WORK INSTRUCTIONS => The output should be every line below that includes the word "icon".

RECORDED INFORMATION =>
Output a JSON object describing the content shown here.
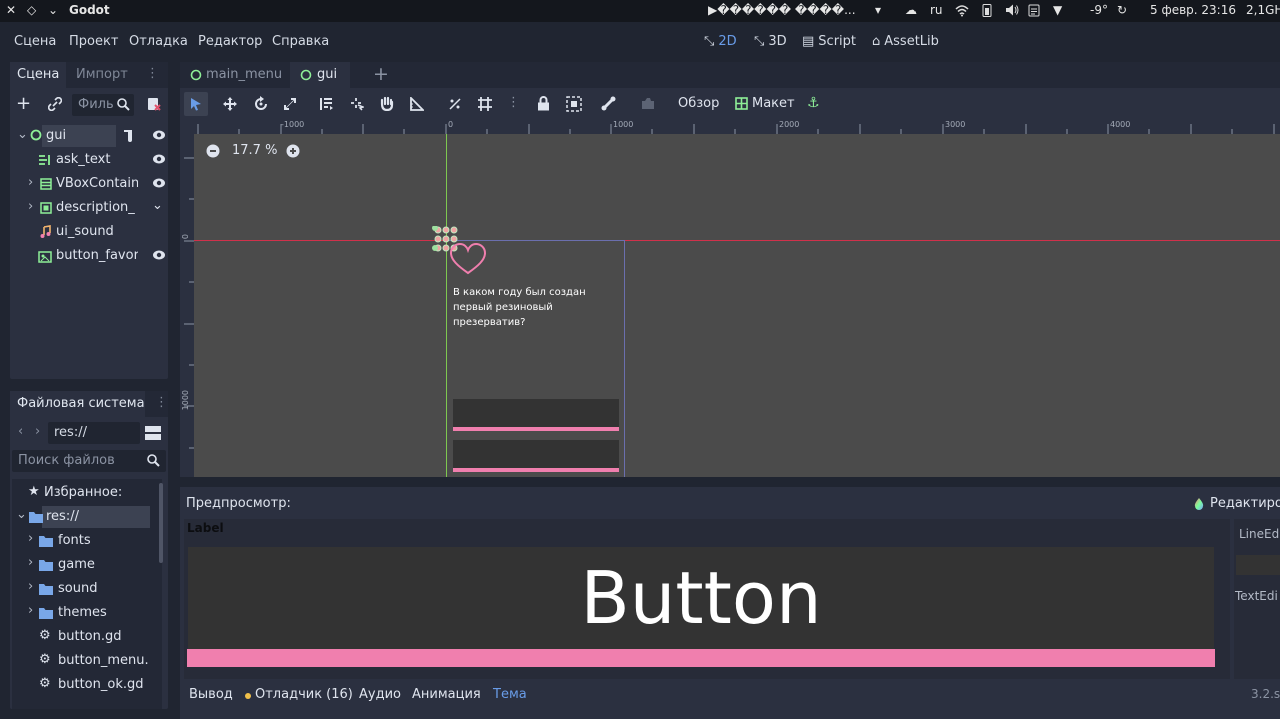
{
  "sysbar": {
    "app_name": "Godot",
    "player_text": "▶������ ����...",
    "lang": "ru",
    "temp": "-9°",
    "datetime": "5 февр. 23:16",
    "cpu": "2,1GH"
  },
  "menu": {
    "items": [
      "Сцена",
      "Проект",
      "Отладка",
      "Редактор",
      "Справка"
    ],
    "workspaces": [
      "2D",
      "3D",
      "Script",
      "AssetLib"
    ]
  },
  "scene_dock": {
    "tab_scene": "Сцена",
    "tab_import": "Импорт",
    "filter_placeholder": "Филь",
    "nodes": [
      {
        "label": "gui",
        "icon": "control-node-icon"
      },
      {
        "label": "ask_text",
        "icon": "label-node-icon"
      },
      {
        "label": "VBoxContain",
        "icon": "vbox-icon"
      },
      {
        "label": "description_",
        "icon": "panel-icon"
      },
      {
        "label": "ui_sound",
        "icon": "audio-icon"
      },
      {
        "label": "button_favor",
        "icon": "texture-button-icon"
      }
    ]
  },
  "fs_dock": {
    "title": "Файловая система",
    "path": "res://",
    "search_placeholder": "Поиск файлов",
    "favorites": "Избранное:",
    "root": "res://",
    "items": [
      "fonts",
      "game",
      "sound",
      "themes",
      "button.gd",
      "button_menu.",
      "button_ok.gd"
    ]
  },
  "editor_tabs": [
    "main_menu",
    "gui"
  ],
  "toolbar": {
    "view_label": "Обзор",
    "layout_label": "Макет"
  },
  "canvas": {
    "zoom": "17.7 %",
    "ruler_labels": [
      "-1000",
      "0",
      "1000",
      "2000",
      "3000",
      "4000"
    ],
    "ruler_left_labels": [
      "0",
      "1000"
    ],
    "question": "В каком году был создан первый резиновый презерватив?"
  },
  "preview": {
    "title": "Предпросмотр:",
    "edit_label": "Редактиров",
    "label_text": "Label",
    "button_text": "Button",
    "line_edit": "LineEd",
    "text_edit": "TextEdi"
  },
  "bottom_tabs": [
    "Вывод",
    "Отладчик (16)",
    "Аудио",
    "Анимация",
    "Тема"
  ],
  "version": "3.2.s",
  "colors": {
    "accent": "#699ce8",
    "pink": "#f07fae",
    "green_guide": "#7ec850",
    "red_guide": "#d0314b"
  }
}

EXERCISE OUTPUT =>
        "icon": "control-node-icon"
        "icon": "label-node-icon"
        "icon": "vbox-icon"
        "icon": "panel-icon"
        "icon": "audio-icon"
        "icon": "texture-button-icon"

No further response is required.